3 – Family Courts Are Biased Against Men In Many Cases.
One of the things that every father should know before getting divorced is that they will likely encounter gender bias at some point in the journey. Now, legally and formally, bias isn’t supposed to be a factor in divorce anymore, but it was until recently. In Florida (as in many other states) there was something known as the “tender years doctrine”, which was a legal precedent that basically stated that if all other things were equal, mothers would be the best caretakers of a young child and therefore should receive custody. In 1982 and then again in 1991, amendments were made that overturned this doctrine’s use and stated that a father is supposed to receive equal consideration. “Tender years” was replaced with the “best interest of a child” rule.
However, that was only about 30 years ago. Courts are more fair today, but they still often have a notion that moms have better nurturing skills, are warmer, are more trustworthy, care about their kids more than their career, etc. While these biases may not be explicit, they can definitely affect your case, especially if the relationship between you and your spouse is bitter. Courts may be inclined to believe moms even if they are bending the truth or taking things out of context, and are more inclined to give moms more custody rights automatically. You will likely have to work harder and be more careful in order to fight against this bias and achieve a fair outcome.

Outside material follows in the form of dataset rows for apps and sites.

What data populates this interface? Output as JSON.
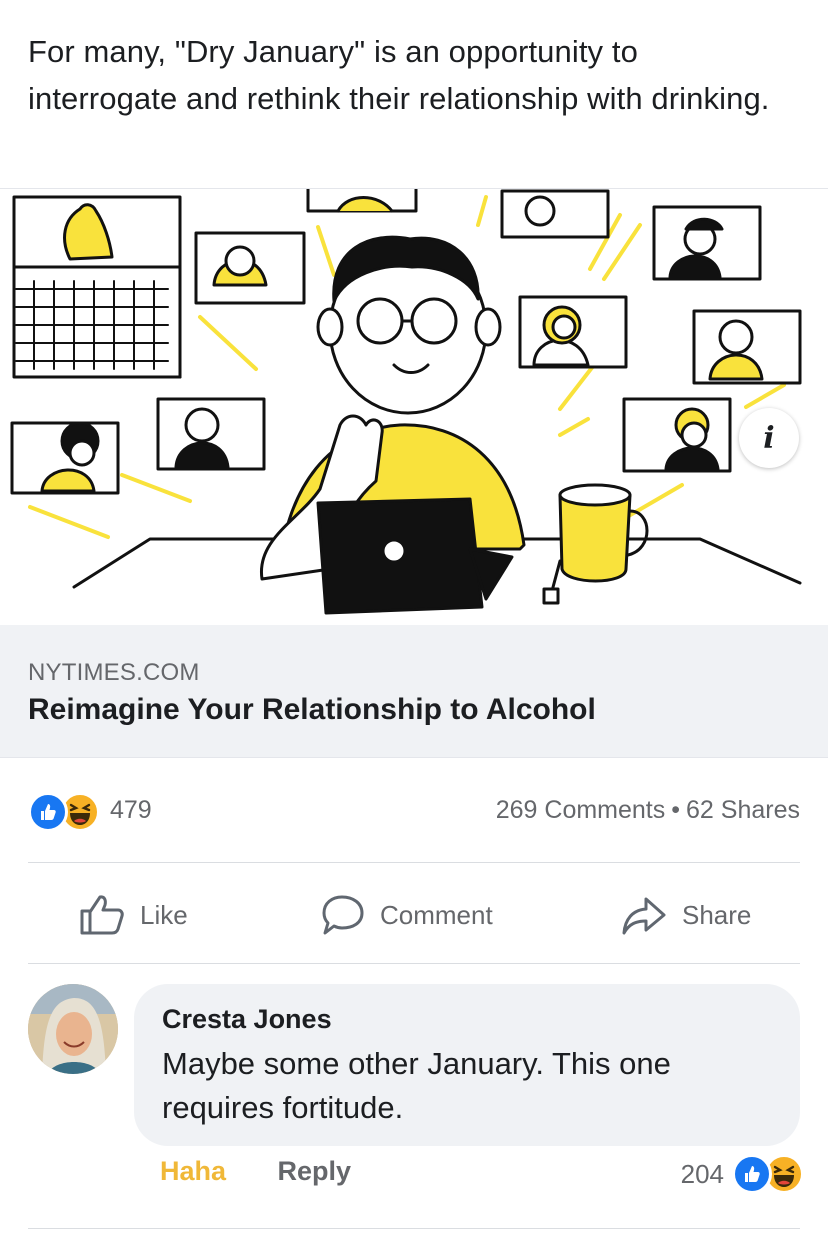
{
  "post": {
    "text": "For many, \"Dry January\" is an opportunity to interrogate and rethink their relationship with drinking."
  },
  "link": {
    "domain": "NYTIMES.COM",
    "title": "Reimagine Your Relationship to Alcohol",
    "info_icon": "i"
  },
  "reactions": {
    "count": "479",
    "comments": "269 Comments",
    "separator": "•",
    "shares": "62 Shares",
    "icons": [
      "like-icon",
      "haha-icon"
    ]
  },
  "actions": {
    "like": "Like",
    "comment": "Comment",
    "share": "Share"
  },
  "comment": {
    "author": "Cresta Jones",
    "text": "Maybe some other January. This one requires fortitude.",
    "haha_label": "Haha",
    "reply_label": "Reply",
    "reaction_count": "204"
  },
  "colors": {
    "accent_blue": "#1877f2",
    "haha_yellow": "#f7b125",
    "illustration_yellow": "#f9e23c",
    "muted_text": "#65676b"
  }
}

4 – You Deserve To Parent Your Child.
Many dads who love their kids are understandably hesitant about the realities of single parenting and co-parenting. You may doubt if you can do it well, if you can balance the demands of your job and taking care of your kids, if you can provide for them financially on one income, if you can find a place to live that’s big enough for their needs. It’s normal to struggle with this self-doubt, but it’s unwarranted. You are a good parent if you love your children and want the best for them, and you and your kids should remain in each other’s lives as much as possible!
There are actually many studies that show that children who have engaged dads in their lives are less likely to get in trouble with the law, are less likely to drop out of school, are more likely to have and keep high-paying jobs, are more likely to have and keep healthy relationships, are more likely to have higher IQs, and overall will experience less psychological problems throughout their lives. It can be a lot of pressure to be a divorced dad, but it’s worth it for your kids (and for your own happiness and fulfillment!).
5 – Having The Right Attorney On Your Side Is Absolutely Essential.
The level of legal representation you retain will make a huge difference in how your divorce and custody case unfolds and ultimately, when it comes to what arrangements are set. Sometimes, things start out civilly and collaboratively with your spouse, and then along the way things get heated; you may find yourself dodging beneath-the-belt blows and battlefield tactics, in which case your only hope is to have a lawyer you trust who can stand up for you and protect your relationship with your kids. Every father should know before getting divorced that they don’t have to go through this alone and should have a great attorney to help guide them to the best resolution!
At Men’s Divorce Law Firm, we have spent over 18 years as a firm aggressively representing husbands and fathers. We champion the male point of view! If you are a dad facing divorce, let us help you explain your options. Call today to request a consultation and learn more about your next steps!